### What to work on
Search the data for "JSON" and copy every matching line.

### Record excerpts
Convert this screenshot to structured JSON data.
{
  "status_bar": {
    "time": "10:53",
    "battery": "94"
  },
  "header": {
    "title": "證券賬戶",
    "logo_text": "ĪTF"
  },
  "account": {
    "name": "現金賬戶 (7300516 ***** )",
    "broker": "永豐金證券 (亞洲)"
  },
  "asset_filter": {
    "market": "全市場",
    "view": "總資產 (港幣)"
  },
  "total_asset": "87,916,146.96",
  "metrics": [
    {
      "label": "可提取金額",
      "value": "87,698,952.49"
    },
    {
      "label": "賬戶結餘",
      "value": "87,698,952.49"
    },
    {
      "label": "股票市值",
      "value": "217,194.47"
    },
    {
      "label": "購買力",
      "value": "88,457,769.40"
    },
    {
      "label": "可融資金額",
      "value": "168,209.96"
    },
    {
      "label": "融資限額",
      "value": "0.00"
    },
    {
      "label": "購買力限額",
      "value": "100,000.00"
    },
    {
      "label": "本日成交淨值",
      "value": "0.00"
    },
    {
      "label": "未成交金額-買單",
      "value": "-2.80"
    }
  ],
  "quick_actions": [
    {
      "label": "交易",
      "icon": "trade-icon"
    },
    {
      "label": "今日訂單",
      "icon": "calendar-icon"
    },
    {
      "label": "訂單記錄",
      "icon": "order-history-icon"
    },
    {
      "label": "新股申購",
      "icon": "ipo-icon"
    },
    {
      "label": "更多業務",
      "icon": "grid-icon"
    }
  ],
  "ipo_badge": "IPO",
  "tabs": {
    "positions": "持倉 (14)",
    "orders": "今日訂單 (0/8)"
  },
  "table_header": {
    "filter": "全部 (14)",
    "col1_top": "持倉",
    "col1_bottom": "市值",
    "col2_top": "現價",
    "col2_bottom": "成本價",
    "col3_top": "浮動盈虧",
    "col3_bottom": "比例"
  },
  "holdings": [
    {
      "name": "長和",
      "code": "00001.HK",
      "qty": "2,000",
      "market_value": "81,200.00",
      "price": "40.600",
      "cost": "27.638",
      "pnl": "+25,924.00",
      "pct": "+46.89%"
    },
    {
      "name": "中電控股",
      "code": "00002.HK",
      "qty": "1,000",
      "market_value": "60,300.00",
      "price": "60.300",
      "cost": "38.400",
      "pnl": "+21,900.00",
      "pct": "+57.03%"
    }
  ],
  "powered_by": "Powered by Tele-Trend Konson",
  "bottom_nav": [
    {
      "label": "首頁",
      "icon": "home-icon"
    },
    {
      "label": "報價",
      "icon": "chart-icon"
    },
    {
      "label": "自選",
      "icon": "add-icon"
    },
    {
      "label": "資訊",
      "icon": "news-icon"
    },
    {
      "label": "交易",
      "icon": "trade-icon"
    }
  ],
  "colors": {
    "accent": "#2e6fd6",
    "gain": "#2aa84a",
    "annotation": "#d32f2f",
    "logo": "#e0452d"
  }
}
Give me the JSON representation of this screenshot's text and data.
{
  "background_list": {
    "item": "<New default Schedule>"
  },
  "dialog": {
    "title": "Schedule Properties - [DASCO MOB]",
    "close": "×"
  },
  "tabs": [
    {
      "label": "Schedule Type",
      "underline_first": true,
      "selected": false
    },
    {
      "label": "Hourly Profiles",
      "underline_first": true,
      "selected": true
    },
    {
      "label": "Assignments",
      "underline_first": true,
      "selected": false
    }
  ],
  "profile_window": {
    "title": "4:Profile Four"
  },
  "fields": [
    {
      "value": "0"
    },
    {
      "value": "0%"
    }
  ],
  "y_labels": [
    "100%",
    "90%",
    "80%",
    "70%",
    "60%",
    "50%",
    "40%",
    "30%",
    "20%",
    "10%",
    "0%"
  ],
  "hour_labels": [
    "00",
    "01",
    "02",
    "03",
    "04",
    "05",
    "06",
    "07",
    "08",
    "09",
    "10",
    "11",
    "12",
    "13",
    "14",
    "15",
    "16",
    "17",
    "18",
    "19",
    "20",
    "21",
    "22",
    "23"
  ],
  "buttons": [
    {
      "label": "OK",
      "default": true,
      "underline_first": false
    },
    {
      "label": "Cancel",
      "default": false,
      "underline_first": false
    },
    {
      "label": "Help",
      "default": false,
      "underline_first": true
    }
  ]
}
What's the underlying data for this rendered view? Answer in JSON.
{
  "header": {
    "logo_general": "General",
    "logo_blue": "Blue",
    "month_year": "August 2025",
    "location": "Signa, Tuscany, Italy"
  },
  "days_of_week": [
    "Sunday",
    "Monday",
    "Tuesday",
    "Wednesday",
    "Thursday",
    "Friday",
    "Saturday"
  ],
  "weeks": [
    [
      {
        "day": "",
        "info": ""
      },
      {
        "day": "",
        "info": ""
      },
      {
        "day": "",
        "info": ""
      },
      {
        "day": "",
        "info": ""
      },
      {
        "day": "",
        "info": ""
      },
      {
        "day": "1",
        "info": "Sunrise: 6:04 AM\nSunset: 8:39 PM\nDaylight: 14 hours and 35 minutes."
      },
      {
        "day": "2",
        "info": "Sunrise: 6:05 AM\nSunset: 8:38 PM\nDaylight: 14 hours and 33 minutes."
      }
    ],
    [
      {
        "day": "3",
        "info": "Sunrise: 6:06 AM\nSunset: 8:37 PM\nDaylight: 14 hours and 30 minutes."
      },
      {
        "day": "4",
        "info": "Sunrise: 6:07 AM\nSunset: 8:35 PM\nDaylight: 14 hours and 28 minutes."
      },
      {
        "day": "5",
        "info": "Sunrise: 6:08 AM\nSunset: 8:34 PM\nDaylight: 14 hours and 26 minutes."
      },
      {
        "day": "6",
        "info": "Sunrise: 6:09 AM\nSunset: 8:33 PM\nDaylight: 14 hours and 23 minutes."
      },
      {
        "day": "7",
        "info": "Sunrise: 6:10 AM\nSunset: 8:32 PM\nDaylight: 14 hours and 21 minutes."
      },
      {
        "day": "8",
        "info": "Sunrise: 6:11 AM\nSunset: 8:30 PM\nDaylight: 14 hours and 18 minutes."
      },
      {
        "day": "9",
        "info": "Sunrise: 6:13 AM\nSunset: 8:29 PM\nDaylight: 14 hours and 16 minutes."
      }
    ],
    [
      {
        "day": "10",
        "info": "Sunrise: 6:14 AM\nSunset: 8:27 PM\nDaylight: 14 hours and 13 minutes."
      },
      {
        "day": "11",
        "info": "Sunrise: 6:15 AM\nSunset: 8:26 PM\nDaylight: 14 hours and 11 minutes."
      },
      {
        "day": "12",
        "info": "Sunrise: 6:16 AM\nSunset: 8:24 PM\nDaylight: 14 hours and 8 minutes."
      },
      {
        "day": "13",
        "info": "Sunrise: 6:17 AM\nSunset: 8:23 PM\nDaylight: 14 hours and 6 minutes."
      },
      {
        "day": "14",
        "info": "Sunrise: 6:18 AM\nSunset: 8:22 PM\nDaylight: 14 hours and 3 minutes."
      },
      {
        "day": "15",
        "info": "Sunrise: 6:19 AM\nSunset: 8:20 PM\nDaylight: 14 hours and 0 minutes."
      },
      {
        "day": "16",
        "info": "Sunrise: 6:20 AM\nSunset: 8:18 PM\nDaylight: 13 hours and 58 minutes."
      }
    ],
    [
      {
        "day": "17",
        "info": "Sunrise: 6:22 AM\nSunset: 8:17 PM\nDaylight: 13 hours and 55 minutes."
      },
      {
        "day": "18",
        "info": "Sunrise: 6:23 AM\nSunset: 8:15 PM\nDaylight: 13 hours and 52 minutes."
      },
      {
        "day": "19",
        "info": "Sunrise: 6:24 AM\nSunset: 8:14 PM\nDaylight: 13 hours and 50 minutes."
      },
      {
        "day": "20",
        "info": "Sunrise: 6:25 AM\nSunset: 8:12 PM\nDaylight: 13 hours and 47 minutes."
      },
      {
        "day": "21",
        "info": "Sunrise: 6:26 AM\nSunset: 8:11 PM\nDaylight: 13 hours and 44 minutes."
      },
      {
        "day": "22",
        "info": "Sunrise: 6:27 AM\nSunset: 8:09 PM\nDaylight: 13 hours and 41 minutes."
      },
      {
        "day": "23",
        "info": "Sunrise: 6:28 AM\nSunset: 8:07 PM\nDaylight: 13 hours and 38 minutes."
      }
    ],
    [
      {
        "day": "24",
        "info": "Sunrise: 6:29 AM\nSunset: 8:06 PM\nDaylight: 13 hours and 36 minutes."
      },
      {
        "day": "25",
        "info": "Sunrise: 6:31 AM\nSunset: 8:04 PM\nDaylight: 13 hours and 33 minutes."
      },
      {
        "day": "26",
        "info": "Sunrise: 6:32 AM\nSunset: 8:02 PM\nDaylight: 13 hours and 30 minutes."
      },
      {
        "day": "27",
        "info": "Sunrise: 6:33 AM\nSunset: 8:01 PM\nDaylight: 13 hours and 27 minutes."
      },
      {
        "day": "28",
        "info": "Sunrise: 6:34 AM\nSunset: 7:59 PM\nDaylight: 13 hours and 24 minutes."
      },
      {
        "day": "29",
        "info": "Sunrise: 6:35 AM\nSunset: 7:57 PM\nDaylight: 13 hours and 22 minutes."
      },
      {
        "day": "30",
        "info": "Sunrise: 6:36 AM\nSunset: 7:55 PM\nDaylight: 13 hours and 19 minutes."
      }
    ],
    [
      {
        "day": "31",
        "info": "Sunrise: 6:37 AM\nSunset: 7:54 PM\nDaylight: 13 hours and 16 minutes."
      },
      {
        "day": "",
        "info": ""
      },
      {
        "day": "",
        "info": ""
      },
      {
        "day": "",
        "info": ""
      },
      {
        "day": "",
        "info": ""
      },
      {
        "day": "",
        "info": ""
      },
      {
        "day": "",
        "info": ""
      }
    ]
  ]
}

### Response
Convert this screenshot to structured JSON data.
Give me the JSON representation of this screenshot's text and data.
What's the underlying data for this rendered view? Answer in JSON.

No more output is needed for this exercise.